======== Provided data

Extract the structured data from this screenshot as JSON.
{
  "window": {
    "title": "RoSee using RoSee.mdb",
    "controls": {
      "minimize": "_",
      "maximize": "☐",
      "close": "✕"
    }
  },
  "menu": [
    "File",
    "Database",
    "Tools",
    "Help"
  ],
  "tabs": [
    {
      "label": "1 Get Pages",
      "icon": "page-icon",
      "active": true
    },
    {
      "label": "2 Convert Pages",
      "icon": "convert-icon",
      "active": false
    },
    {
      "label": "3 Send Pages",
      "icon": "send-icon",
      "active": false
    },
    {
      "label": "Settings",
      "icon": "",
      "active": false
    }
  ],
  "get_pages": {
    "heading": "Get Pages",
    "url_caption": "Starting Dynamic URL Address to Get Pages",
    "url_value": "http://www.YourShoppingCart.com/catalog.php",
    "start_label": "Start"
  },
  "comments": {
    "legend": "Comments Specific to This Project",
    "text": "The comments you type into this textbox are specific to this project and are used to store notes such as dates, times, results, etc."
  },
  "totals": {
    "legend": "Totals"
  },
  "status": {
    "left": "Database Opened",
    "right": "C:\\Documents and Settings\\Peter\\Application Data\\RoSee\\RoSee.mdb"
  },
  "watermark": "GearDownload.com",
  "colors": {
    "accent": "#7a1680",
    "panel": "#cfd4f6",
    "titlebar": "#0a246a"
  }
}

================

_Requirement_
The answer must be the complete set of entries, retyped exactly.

_Output for this task_
Extract the structured data from this screenshot as JSON.
{
  "window": {
    "title": "RoSee using RoSee.mdb",
    "controls": {
      "minimize": "_",
      "maximize": "☐",
      "close": "✕"
    }
  },
  "menu": [
    "File",
    "Database",
    "Tools",
    "Help"
  ],
  "tabs": [
    {
      "label": "1 Get Pages",
      "icon": "page-icon",
      "active": true
    },
    {
      "label": "2 Convert Pages",
      "icon": "convert-icon",
      "active": false
    },
    {
      "label": "3 Send Pages",
      "icon": "send-icon",
      "active": false
    },
    {
      "label": "Settings",
      "icon": "",
      "active": false
    }
  ],
  "get_pages": {
    "heading": "Get Pages",
    "url_caption": "Starting Dynamic URL Address to Get Pages",
    "url_value": "http://www.YourShoppingCart.com/catalog.php",
    "start_label": "Start"
  },
  "comments": {
    "legend": "Comments Specific to This Project",
    "text": "The comments you type into this textbox are specific to this project and are used to store notes such as dates, times, results, etc."
  },
  "totals": {
    "legend": "Totals"
  },
  "status": {
    "left": "Database Opened",
    "right": "C:\\Documents and Settings\\Peter\\Application Data\\RoSee\\RoSee.mdb"
  },
  "watermark": "GearDownload.com",
  "colors": {
    "accent": "#7a1680",
    "panel": "#cfd4f6",
    "titlebar": "#0a246a"
  }
}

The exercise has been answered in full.